genealogy

Courtesy of Nadia Orton

When Nadia Orton’s kidneys were failing, she sent letters to friends and relatives in the hopes that someone could be a donor or help defray the cost. Orton’s great-aunt Philgradore responded with money from her church. So a few years later, when Aunt Phil asked on her deathbed that her family not be forgotten, Orton knew she had to find a way to honor her ancestors. The problem was that she didn’t know who they were, or where to find them.

Various branches of the Dula family come together at the Dulatown gravesite.
Courtesy of Leslie Dula McKesson
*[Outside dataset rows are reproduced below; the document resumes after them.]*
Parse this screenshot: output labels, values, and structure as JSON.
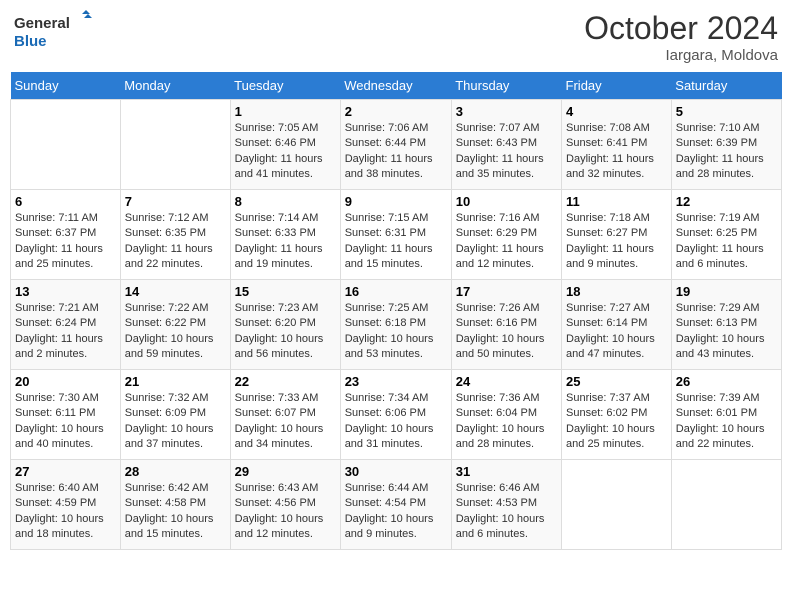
{
  "header": {
    "logo_line1": "General",
    "logo_line2": "Blue",
    "month": "October 2024",
    "location": "Iargara, Moldova"
  },
  "weekdays": [
    "Sunday",
    "Monday",
    "Tuesday",
    "Wednesday",
    "Thursday",
    "Friday",
    "Saturday"
  ],
  "weeks": [
    [
      {
        "day": "",
        "info": ""
      },
      {
        "day": "",
        "info": ""
      },
      {
        "day": "1",
        "info": "Sunrise: 7:05 AM\nSunset: 6:46 PM\nDaylight: 11 hours and 41 minutes."
      },
      {
        "day": "2",
        "info": "Sunrise: 7:06 AM\nSunset: 6:44 PM\nDaylight: 11 hours and 38 minutes."
      },
      {
        "day": "3",
        "info": "Sunrise: 7:07 AM\nSunset: 6:43 PM\nDaylight: 11 hours and 35 minutes."
      },
      {
        "day": "4",
        "info": "Sunrise: 7:08 AM\nSunset: 6:41 PM\nDaylight: 11 hours and 32 minutes."
      },
      {
        "day": "5",
        "info": "Sunrise: 7:10 AM\nSunset: 6:39 PM\nDaylight: 11 hours and 28 minutes."
      }
    ],
    [
      {
        "day": "6",
        "info": "Sunrise: 7:11 AM\nSunset: 6:37 PM\nDaylight: 11 hours and 25 minutes."
      },
      {
        "day": "7",
        "info": "Sunrise: 7:12 AM\nSunset: 6:35 PM\nDaylight: 11 hours and 22 minutes."
      },
      {
        "day": "8",
        "info": "Sunrise: 7:14 AM\nSunset: 6:33 PM\nDaylight: 11 hours and 19 minutes."
      },
      {
        "day": "9",
        "info": "Sunrise: 7:15 AM\nSunset: 6:31 PM\nDaylight: 11 hours and 15 minutes."
      },
      {
        "day": "10",
        "info": "Sunrise: 7:16 AM\nSunset: 6:29 PM\nDaylight: 11 hours and 12 minutes."
      },
      {
        "day": "11",
        "info": "Sunrise: 7:18 AM\nSunset: 6:27 PM\nDaylight: 11 hours and 9 minutes."
      },
      {
        "day": "12",
        "info": "Sunrise: 7:19 AM\nSunset: 6:25 PM\nDaylight: 11 hours and 6 minutes."
      }
    ],
    [
      {
        "day": "13",
        "info": "Sunrise: 7:21 AM\nSunset: 6:24 PM\nDaylight: 11 hours and 2 minutes."
      },
      {
        "day": "14",
        "info": "Sunrise: 7:22 AM\nSunset: 6:22 PM\nDaylight: 10 hours and 59 minutes."
      },
      {
        "day": "15",
        "info": "Sunrise: 7:23 AM\nSunset: 6:20 PM\nDaylight: 10 hours and 56 minutes."
      },
      {
        "day": "16",
        "info": "Sunrise: 7:25 AM\nSunset: 6:18 PM\nDaylight: 10 hours and 53 minutes."
      },
      {
        "day": "17",
        "info": "Sunrise: 7:26 AM\nSunset: 6:16 PM\nDaylight: 10 hours and 50 minutes."
      },
      {
        "day": "18",
        "info": "Sunrise: 7:27 AM\nSunset: 6:14 PM\nDaylight: 10 hours and 47 minutes."
      },
      {
        "day": "19",
        "info": "Sunrise: 7:29 AM\nSunset: 6:13 PM\nDaylight: 10 hours and 43 minutes."
      }
    ],
    [
      {
        "day": "20",
        "info": "Sunrise: 7:30 AM\nSunset: 6:11 PM\nDaylight: 10 hours and 40 minutes."
      },
      {
        "day": "21",
        "info": "Sunrise: 7:32 AM\nSunset: 6:09 PM\nDaylight: 10 hours and 37 minutes."
      },
      {
        "day": "22",
        "info": "Sunrise: 7:33 AM\nSunset: 6:07 PM\nDaylight: 10 hours and 34 minutes."
      },
      {
        "day": "23",
        "info": "Sunrise: 7:34 AM\nSunset: 6:06 PM\nDaylight: 10 hours and 31 minutes."
      },
      {
        "day": "24",
        "info": "Sunrise: 7:36 AM\nSunset: 6:04 PM\nDaylight: 10 hours and 28 minutes."
      },
      {
        "day": "25",
        "info": "Sunrise: 7:37 AM\nSunset: 6:02 PM\nDaylight: 10 hours and 25 minutes."
      },
      {
        "day": "26",
        "info": "Sunrise: 7:39 AM\nSunset: 6:01 PM\nDaylight: 10 hours and 22 minutes."
      }
    ],
    [
      {
        "day": "27",
        "info": "Sunrise: 6:40 AM\nSunset: 4:59 PM\nDaylight: 10 hours and 18 minutes."
      },
      {
        "day": "28",
        "info": "Sunrise: 6:42 AM\nSunset: 4:58 PM\nDaylight: 10 hours and 15 minutes."
      },
      {
        "day": "29",
        "info": "Sunrise: 6:43 AM\nSunset: 4:56 PM\nDaylight: 10 hours and 12 minutes."
      },
      {
        "day": "30",
        "info": "Sunrise: 6:44 AM\nSunset: 4:54 PM\nDaylight: 10 hours and 9 minutes."
      },
      {
        "day": "31",
        "info": "Sunrise: 6:46 AM\nSunset: 4:53 PM\nDaylight: 10 hours and 6 minutes."
      },
      {
        "day": "",
        "info": ""
      },
      {
        "day": "",
        "info": ""
      }
    ]
  ]
}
Dula family reunions in western North Carolina include members of the black and white sides of the family. But for decades these two sides did not communicate or even acknowledge their relation. The two branches of the family started with a man named Alfred and a woman named Harriet. Before Harriet, Alfred had married a white woman and had six children, but his first wife died young. He then bought an enslaved woman named Harriet to help him with his family, and the two had eight more children.